The Spiritual Journey of Counting the Omer: Reflections Of The Road So Far, and Musings On The Weeks Ahead

Posted on May 10, 2023

By Hazzan Jacob Sandler.


Lag BaOmer was Monday night/Tuesday this week. The 33rd day of our 7-week journey to Shavuot. The Torah teaches that while we left Egypt and were free on Passover, our freedom wasn’t fully realized until we received the Torah 7 weeks later. As we count those same 7 weeks, we have an opportunity to refine our souls and become even more ready to take hold of our freedom and be our best selves.

I like to ask a lot of questions during the Omer about the sefira (attribute/trait) of the week, and the sefira of the day – how they relate and inform each other. If you’ve been coming to evening minyan regularly, you’ve heard me do this. If not, come check it out.

During the first week, in focusing on Chesed (lovingkindness), I wondered how can I be sure that my love or kindness is still respectful of others’ boundaries (Day 2: Gevurah in Chesed). You wouldn’t want to go in for the hug without knowing if that person is a hugger, or at least it never hurts to ask. Later that week (Day 6: Yesod in Chesed), I thought about how the bonds and relationships in my life support my kindness. Do I surround myself with people who encourage, value and inspire me to be kinder? 

During the second week, the week of Gevurah (strength/discipline/restraint/judgment), I thought about how my judgment should come from a place of love and rooted in kindness. (Day 8: Chesed in Gevurah). Sometimes we need tough love. On Day 12 (Hod in Gevurah), it was Yom HaShoah uGevurah, I thought about how judgment without humility can be incredibly dangerous. We must know that our strength comes from HaShem, and never forget what can happen if we become arrogant and judgmental or worse.

The third week is about Tiferet, which is associated with beauty and balance, but also truth and the integration of extremes. I thought about (Day 18: Netzach in Tiferet), how finding balance is never a done deal. That we need to find enduring balance, which requires constantly balancing. It’s an exercise that is ongoing. 

In the fourth week, the theme was Netach (endurance, eternity – netzach netzachim, but also ambition and success – nitzachon). I thought about (Day 23: Gevurah in Netzach) how to make good decisions into lasting good habits. I also meditated on (Day 26: Hod in Netzach), sometimes in order to reach our ambitious goals, we need to let go and be grateful for what we’ve already achieved. It’s also important to be humble in our pursuits and asking for help and receiving feedback in order to continue succeeding in the long term.

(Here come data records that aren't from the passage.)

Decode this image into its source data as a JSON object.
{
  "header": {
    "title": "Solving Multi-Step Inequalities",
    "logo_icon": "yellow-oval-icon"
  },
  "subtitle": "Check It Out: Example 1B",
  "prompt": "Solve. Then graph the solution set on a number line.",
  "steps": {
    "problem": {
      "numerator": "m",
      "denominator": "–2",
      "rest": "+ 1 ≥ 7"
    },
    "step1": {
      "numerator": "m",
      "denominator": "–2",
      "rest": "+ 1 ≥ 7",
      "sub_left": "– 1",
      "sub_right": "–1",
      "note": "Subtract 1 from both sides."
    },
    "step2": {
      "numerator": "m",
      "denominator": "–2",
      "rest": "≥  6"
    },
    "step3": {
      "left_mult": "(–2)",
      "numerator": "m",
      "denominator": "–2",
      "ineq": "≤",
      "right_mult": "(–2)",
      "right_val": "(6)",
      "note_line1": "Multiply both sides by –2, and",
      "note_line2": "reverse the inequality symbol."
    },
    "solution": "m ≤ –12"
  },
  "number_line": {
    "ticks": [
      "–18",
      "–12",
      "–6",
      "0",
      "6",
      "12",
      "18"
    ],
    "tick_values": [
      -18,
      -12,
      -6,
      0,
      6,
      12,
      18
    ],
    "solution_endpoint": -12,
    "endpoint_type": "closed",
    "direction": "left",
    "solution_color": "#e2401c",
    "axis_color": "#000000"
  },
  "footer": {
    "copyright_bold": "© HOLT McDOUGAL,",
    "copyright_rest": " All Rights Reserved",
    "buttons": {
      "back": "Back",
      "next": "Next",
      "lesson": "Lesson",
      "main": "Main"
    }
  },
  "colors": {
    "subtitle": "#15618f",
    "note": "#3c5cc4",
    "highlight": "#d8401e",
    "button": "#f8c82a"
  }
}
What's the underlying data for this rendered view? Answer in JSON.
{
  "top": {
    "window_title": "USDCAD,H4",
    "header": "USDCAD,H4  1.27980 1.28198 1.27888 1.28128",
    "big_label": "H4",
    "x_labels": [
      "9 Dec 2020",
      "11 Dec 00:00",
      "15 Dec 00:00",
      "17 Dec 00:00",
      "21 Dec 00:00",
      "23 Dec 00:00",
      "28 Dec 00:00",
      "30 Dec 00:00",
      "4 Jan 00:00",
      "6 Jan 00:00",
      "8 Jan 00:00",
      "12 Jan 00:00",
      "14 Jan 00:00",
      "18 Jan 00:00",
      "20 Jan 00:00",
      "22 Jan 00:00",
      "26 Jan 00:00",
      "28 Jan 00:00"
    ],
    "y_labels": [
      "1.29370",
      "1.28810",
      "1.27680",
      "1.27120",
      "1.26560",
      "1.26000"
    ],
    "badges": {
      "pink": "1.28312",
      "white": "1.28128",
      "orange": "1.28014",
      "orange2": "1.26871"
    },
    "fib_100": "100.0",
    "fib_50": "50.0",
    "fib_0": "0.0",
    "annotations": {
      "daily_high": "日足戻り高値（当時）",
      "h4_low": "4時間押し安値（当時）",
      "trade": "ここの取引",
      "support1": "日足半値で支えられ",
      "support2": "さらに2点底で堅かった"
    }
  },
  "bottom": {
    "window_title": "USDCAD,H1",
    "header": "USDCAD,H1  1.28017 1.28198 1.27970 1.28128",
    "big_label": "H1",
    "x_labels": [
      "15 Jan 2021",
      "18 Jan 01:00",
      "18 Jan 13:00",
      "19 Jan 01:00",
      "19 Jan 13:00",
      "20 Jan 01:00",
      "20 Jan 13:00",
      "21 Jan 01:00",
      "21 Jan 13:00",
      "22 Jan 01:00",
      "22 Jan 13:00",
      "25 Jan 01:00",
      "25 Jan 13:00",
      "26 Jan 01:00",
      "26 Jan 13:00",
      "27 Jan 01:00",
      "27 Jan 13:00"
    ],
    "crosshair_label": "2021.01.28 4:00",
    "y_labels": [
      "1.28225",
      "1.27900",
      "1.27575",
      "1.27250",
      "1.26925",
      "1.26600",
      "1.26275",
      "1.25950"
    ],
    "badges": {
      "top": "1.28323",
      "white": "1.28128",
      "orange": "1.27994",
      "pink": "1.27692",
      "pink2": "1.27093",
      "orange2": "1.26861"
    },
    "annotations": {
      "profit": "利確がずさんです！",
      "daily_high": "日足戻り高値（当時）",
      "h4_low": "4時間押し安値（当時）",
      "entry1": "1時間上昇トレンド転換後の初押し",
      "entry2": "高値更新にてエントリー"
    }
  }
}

And in this fifth week of Hod (humility, gratitude, surrender), I always remind myself (Day 29: Chesed in Hod) that humility is not thinking less of myself, but thinking of myself less. Humility is not self-deprecation, but a loving recognition of the greatness of others. I’ve also been thinking about (Day 34: Netzach in Hod) how important it is to make gratitude a practice. Not only to be thankful, but to make a habit of being thankful.

The days and weeks ahead we will look at Yesod and Malchut. Yesod is our foundation, our connections, and our relationships. We can think of our partners, teams, colleagues, families, friends, communities and how they serve as our foundation, our support and our source of intimacy. We might ask ourselves how can I be more kind in my relationships, more discerning, more honest, more consistent or more grateful? 

And the final week of Malchut is the most challenging. Malchut is the great receiver. She is the manifestation of all we learn each week, and how we receive the blessings of those meditations. How do we increase our dignity and our ability to lead with these traits? How can we move from freedom to true autonomy, allowing our soul to guide our bodies to do great things? Have we reflected and received the gifts of kindness, strength, balance, success, gratitude, and connection? And are we ready come day 50 to receive the Torah all over again?